| What is expected |
For the word "JSON", count the lines of the data that include it and give only the total.

- - -

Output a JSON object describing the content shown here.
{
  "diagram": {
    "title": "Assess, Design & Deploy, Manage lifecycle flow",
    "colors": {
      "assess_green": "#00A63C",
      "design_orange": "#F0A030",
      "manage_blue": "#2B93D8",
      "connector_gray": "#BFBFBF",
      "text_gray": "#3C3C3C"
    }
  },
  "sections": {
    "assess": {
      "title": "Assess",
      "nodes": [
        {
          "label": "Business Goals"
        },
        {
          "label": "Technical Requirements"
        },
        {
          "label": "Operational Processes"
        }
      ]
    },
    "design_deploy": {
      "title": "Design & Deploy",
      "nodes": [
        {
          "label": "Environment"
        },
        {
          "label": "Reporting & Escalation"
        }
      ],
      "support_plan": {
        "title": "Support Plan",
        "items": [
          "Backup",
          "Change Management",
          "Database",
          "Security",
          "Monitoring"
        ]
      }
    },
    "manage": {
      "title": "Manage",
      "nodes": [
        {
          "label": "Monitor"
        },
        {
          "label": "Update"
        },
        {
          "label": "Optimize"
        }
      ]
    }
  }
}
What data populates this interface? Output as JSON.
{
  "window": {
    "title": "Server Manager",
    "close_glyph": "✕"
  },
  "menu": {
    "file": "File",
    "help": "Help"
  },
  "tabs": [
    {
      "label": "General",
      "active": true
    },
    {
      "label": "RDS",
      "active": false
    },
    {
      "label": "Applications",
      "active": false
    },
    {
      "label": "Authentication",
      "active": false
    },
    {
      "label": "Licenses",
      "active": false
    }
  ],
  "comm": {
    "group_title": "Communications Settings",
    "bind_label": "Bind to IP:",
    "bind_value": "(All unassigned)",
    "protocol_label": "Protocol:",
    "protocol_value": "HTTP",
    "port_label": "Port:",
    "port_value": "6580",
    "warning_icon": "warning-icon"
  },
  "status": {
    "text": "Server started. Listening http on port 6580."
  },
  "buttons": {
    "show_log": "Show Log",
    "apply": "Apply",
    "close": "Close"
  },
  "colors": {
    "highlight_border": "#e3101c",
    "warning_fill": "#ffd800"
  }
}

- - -

| Response |
2